Tuesday afternoon I felt like taking a walk. I thought that a storm might be coming, and the atmospheric conditions which bring on such an intuition tend to make me restless. I didn’t have to worry about making a palatable meal because I had food already cooked. Since Bisbee is located in a steep-sided canyon I couldn’t see much of the horizon, but I noticed that the sky was looking quite dark towards the south.
I thought that gaining a vantage point way up on the canyon slope might provide me with some good photos of the approaching storm. I drove up Tombstone Canyon (Bisbee’s main drag) a ways and headed up the opposite side of the canyon on Moon Canyon Road. That road is perched halfway up the canyon side. I could park near a trail-head, and from there I could walk up to a high point from which, with any luck, I’d have a good view of an approaching storm. What could possibly go wrong?
Such a nice view of Bisbee with ominous lightning-dissected dark clouds in the background! The storm didn’t seem to be moving in too fast. I shot some photos along the trail; here’s one of an insect-eye view along the stem of a Strap-leaved Morning Glory, with the angled leaves forming twin palisades:
This species is just beginning its blooming period; here’s the lone open blossom I saw:
The sky was becoming dramatic and I began to think about turning back:
I noticed a nice schist outcropping near the top which looked to be a good place to sit and take some more photos. I went off the trail and was nearly to the outcrop when the breeze picked up and rain began to fall. Change of plans!
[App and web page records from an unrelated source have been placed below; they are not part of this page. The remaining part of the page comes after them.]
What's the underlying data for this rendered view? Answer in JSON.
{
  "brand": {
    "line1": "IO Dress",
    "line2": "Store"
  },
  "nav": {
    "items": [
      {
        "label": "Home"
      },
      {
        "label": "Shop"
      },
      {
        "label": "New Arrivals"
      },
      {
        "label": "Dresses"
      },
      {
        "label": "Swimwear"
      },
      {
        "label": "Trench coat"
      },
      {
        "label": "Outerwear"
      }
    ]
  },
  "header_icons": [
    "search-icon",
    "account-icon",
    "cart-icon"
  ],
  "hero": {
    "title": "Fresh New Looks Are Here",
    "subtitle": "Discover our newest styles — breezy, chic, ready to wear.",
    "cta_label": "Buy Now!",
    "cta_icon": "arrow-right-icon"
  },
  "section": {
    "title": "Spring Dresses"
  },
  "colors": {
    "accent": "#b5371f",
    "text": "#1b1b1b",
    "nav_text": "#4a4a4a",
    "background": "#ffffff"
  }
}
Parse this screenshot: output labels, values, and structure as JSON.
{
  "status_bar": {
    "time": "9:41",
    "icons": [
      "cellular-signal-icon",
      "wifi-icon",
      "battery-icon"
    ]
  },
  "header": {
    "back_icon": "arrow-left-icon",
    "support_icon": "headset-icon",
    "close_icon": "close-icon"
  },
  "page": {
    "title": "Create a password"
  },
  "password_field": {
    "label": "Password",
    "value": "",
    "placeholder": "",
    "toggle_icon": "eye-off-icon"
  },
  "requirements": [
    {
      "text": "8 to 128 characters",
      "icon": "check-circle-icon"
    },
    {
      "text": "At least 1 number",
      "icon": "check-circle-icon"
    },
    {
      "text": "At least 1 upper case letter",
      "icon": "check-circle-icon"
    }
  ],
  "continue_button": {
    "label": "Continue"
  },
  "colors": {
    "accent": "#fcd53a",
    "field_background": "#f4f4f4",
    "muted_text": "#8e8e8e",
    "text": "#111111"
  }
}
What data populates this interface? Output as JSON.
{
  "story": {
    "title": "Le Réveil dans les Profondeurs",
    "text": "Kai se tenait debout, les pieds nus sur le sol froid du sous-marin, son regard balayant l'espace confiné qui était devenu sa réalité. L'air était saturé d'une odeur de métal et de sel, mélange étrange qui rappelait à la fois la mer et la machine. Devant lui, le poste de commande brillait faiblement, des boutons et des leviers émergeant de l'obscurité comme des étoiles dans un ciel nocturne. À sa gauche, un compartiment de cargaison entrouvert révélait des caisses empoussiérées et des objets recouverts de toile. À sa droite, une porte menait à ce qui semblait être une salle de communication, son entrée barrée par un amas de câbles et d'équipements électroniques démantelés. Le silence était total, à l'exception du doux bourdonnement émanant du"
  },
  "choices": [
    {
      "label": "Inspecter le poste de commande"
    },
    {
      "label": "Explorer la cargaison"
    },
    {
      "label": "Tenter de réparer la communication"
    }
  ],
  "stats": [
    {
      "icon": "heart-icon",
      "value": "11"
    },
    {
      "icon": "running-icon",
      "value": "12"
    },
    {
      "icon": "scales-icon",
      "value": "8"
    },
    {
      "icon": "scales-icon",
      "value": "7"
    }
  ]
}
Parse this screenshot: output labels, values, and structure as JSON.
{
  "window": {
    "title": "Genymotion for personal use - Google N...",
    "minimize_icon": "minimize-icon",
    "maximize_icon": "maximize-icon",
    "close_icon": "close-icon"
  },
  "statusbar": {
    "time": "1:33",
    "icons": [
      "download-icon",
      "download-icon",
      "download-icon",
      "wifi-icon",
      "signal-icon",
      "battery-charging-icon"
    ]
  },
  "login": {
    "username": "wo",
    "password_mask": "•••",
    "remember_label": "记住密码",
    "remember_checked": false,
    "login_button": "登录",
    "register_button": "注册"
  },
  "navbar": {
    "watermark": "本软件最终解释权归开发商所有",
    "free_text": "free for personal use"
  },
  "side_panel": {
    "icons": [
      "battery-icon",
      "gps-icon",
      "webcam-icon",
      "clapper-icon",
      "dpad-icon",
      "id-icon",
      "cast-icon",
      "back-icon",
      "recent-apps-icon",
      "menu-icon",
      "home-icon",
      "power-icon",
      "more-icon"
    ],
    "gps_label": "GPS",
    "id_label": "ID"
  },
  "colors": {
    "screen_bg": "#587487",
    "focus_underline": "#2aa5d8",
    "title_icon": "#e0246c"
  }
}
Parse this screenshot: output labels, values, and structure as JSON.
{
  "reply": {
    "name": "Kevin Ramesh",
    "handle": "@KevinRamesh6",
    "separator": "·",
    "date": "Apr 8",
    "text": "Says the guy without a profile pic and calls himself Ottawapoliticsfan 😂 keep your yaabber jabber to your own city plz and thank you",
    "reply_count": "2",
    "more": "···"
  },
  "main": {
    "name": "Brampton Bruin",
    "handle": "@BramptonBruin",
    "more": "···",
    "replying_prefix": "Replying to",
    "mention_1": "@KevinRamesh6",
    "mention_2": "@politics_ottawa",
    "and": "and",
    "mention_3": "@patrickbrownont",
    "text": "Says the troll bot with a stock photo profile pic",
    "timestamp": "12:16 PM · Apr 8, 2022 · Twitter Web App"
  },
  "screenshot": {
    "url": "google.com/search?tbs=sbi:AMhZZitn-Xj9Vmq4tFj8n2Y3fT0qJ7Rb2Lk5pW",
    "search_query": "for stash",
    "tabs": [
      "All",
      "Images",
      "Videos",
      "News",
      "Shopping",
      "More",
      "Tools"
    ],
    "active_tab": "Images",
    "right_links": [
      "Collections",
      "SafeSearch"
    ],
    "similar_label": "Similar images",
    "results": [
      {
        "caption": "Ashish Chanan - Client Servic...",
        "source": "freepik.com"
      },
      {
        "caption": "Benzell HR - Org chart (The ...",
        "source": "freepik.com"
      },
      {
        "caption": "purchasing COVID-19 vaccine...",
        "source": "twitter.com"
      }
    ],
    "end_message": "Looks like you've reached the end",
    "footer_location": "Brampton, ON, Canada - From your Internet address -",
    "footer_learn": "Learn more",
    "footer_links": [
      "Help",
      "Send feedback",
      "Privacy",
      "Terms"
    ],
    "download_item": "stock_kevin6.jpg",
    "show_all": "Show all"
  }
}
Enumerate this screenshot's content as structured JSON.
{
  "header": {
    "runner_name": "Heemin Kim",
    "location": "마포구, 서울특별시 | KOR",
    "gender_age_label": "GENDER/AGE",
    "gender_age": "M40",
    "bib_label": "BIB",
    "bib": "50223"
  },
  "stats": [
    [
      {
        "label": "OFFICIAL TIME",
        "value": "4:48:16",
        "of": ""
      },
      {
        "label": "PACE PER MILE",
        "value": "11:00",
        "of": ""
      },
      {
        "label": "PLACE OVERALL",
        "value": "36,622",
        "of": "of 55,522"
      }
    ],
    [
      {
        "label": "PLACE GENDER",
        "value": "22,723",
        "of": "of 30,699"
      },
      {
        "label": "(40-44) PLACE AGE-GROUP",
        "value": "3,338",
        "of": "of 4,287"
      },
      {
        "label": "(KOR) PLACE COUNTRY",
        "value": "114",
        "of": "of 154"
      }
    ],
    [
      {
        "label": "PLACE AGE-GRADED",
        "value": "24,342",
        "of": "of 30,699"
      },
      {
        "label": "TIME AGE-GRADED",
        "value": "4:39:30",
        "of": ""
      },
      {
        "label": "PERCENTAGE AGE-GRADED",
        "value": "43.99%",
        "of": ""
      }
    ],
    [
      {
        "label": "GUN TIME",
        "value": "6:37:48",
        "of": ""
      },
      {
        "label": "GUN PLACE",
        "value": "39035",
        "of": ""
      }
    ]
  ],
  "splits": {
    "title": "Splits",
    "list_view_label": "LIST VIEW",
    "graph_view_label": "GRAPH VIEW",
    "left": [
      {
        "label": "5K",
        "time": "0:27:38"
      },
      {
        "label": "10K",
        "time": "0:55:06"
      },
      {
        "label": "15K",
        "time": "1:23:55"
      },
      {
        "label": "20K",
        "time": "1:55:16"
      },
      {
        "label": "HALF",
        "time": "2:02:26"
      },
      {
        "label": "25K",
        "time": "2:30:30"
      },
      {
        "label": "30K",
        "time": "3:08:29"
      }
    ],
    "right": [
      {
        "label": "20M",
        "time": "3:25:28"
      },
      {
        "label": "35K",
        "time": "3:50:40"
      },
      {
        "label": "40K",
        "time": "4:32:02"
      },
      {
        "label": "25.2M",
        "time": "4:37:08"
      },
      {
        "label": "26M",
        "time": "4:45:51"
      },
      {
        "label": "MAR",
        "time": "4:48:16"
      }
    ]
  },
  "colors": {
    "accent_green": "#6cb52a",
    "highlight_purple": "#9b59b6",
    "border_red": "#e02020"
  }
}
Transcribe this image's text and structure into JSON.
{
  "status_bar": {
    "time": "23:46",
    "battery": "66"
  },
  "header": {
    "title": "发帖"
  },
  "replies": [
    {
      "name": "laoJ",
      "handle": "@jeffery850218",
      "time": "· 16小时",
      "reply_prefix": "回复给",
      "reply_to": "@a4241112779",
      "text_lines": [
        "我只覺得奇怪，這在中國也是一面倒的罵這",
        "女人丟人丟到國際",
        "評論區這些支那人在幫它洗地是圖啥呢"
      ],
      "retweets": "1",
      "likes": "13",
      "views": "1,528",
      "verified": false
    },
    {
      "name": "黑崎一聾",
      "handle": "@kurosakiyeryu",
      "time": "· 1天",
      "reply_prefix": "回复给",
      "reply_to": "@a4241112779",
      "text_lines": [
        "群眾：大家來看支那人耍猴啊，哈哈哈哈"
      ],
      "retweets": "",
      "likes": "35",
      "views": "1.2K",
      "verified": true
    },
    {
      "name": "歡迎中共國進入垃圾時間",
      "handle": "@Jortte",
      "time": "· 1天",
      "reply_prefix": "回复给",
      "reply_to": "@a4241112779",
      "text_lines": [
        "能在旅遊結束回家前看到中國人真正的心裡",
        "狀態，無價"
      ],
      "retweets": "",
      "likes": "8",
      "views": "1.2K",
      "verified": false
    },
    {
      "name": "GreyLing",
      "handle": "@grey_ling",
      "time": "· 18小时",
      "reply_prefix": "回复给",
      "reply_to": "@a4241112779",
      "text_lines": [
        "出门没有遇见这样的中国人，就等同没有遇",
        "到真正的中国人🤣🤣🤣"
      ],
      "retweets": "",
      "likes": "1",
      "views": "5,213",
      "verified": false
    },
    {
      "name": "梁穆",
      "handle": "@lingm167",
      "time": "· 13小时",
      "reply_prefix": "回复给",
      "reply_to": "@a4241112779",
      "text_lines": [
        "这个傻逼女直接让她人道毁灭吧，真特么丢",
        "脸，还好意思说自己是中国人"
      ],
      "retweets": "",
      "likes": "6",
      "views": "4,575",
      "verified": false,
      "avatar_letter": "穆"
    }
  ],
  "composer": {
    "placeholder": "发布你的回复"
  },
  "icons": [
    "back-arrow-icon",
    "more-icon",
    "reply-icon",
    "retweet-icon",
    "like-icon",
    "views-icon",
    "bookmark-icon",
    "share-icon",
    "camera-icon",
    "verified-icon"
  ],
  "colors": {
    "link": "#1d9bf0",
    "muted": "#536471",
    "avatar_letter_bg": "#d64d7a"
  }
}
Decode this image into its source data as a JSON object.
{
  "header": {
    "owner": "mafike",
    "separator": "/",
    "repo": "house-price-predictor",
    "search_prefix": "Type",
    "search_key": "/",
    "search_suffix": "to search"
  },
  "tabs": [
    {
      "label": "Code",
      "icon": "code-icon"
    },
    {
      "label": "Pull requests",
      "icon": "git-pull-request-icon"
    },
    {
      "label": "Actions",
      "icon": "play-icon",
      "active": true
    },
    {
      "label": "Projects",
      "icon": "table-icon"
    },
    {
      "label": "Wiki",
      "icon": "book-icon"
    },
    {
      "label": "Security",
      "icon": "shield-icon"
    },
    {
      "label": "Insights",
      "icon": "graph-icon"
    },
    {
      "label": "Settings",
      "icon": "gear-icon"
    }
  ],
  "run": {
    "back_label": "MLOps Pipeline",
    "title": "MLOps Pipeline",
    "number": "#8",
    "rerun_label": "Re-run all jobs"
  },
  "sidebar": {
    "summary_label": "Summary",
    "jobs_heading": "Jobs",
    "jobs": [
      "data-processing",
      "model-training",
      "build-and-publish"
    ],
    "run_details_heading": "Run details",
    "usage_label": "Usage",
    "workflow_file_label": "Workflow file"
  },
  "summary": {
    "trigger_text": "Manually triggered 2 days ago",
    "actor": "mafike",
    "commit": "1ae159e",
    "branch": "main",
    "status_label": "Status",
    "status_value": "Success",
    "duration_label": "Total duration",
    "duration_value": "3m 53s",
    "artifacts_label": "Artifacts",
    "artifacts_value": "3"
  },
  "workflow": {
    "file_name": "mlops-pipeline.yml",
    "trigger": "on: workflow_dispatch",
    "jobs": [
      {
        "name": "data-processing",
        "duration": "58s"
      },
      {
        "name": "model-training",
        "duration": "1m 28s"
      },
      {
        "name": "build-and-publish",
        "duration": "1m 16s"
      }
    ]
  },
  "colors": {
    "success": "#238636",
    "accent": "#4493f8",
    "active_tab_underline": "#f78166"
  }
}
The rain became heavier and visibility was poor. I realized that I was unlikely to find the trail again. I knew that if I kept descending I’d surely get back to Moon Canyon Road, where my truck awaited me. By this time I was soaked and my main priorities were keeping my camera dry and not stumbling and falling.
The prime thing to remember when attempting to go down a steep canyon slope, its surface strewn with loose scree, is that you just can’t hurry. I really wished that I had thought to bring a walking stick, as a third leg can be a big help on those steep slopes.
I glanced back towards the approaching storm just once during my descent. It was a chilling sight; a wall of heavy rain was inexorably approaching down the canyon. I got to my truck, and as I fumbled with my truck’s key the real rain hit. Such tumult! My glasses were fogged up as I started the engine and I fired up the defroster so I could see out the window. Brilliant lightning flashed simultaneously with the thunder, and I realized that those lightning bolts were striking up on the slopes where I had been just moments before.
I couldn’t see well enough to safely get my truck turned around. Moon Canyon Road is narrow, and the downhill side is a steep drop-off into a sub-canyon. After a few minutes the rain abated a bit, I got turned around, and on my way down to Tombstone Canyon Road I drove through five newly-formed streams. The rain washes down those canyon slopes so quickly!
A couple more photos, taken just before the rain began to fall:
An exciting evening indeed, but I was very content to witness the remainder of the storm from my apartment haven on Brophy Street.